Red-banded Hairstreak (Calycopis cecrops)
The Red-banded Hairstreak is a species of medium-size butterflies known for their uncomplicated, simple coloration, and are found in selected regions in the United States. In some parts, they are seen around the year within their range, while in the others, between April and October.
Description and Identification
The mature larva has a dull gray-brown color with a thin olive green line running across the middle of the body. The body is segmented, with each segment bearing a faint, dark dot on both the ends.
The chrysalis is light brown with dark irregular spots all over. The upper part tends to be thinner than the thick and segmented lower part.
Sexual Dimorphism: Not present
Color and Appearance: When the wings are open, the upperside displays a light brown coloration while the hindwings gradually turn blue. When the wings are closed, the underside exhibits a grayish brown hue with a white postmedian line on each of the wings edged with bright reddish orange. They also have two tail-like growths on the hindwings.
Average wingspan: 0.9–1.25 inches (23–32 mm)
Flight pattern: Fast, yet erratic
Laid singly on the backside of fallen leaves, close to the host plants
|Distribution||Southeastern United States|

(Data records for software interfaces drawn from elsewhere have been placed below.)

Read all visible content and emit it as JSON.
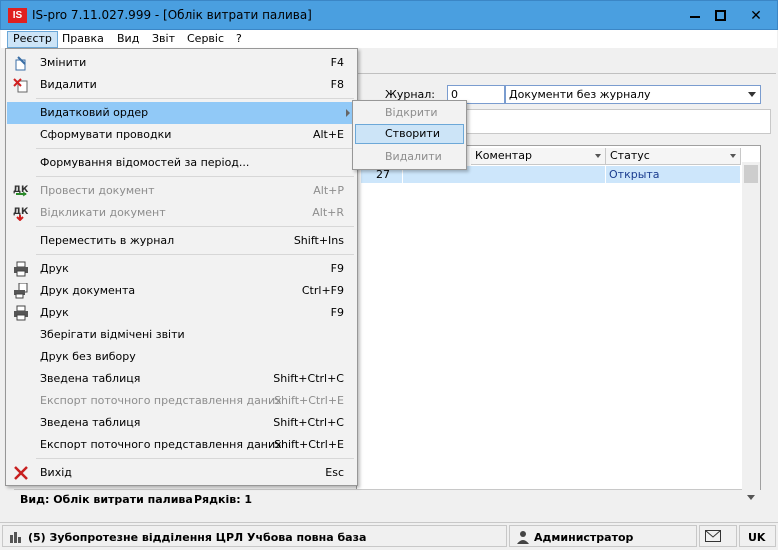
{
  "window": {
    "logo": "IS",
    "title": "IS-pro 7.11.027.999 - [Облік витрати палива]"
  },
  "menubar": {
    "items": [
      "Реєстр",
      "Правка",
      "Вид",
      "Звіт",
      "Сервіс",
      "?"
    ]
  },
  "journal": {
    "label": "Журнал:",
    "number": "0",
    "value": "Документи без журналу"
  },
  "grid": {
    "columns": [
      "Коментар",
      "Статус"
    ],
    "row": {
      "num": "27",
      "comment": "",
      "status": "Открыта"
    }
  },
  "info_bar": {
    "view": "Вид: Облік витрати палива",
    "rows": "Рядків: 1"
  },
  "status_bar": {
    "org": "(5) Зубопротезне відділення ЦРЛ Учбова повна база",
    "user": "Администратор",
    "lang": "UK"
  },
  "dropdown": {
    "items": [
      {
        "label": "Змінити",
        "shortcut": "F4",
        "icon": "edit-icon",
        "enabled": true
      },
      {
        "label": "Видалити",
        "shortcut": "F8",
        "icon": "delete-doc-icon",
        "enabled": true
      },
      {
        "label": "Видатковий ордер",
        "shortcut": "",
        "icon": "",
        "enabled": true,
        "submenu": true
      },
      {
        "label": "Сформувати проводки",
        "shortcut": "Alt+E",
        "icon": "",
        "enabled": true
      },
      {
        "label": "Формування відомостей за період...",
        "shortcut": "",
        "icon": "",
        "enabled": true
      },
      {
        "label": "Провести документ",
        "shortcut": "Alt+P",
        "icon": "post-doc-icon",
        "enabled": false
      },
      {
        "label": "Відкликати документ",
        "shortcut": "Alt+R",
        "icon": "revoke-doc-icon",
        "enabled": false
      },
      {
        "label": "Переместить в журнал",
        "shortcut": "Shift+Ins",
        "icon": "",
        "enabled": true
      },
      {
        "label": "Друк",
        "shortcut": "F9",
        "icon": "printer-icon",
        "enabled": true
      },
      {
        "label": "Друк документа",
        "shortcut": "Ctrl+F9",
        "icon": "print-document-icon",
        "enabled": true
      },
      {
        "label": "Друк",
        "shortcut": "F9",
        "icon": "printer-icon",
        "enabled": true
      },
      {
        "label": "Зберігати відмічені звіти",
        "shortcut": "",
        "icon": "",
        "enabled": true
      },
      {
        "label": "Друк без вибору",
        "shortcut": "",
        "icon": "",
        "enabled": true
      },
      {
        "label": "Зведена таблиця",
        "shortcut": "Shift+Ctrl+C",
        "icon": "",
        "enabled": true
      },
      {
        "label": "Експорт поточного представлення даних",
        "shortcut": "Shift+Ctrl+E",
        "icon": "",
        "enabled": false
      },
      {
        "label": "Зведена таблиця",
        "shortcut": "Shift+Ctrl+C",
        "icon": "",
        "enabled": true
      },
      {
        "label": "Експорт поточного представлення даних",
        "shortcut": "Shift+Ctrl+E",
        "icon": "",
        "enabled": true
      },
      {
        "label": "Вихід",
        "shortcut": "Esc",
        "icon": "exit-x-icon",
        "enabled": true
      }
    ]
  },
  "submenu": {
    "items": [
      {
        "label": "Відкрити",
        "enabled": false
      },
      {
        "label": "Створити",
        "enabled": true
      },
      {
        "label": "Видалити",
        "enabled": false
      }
    ]
  }
}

|Habitat||Forest edges, densely-vegetated fields, coastal hammocks|
|Lifespan of adults||Unknown|
|Host plants||Prefers fallen leaves of sumac species, but also other trees|
|Adult diet||Flower nectar|
Did You Know?
- The caterpillar of the species is often confused for brown slugs.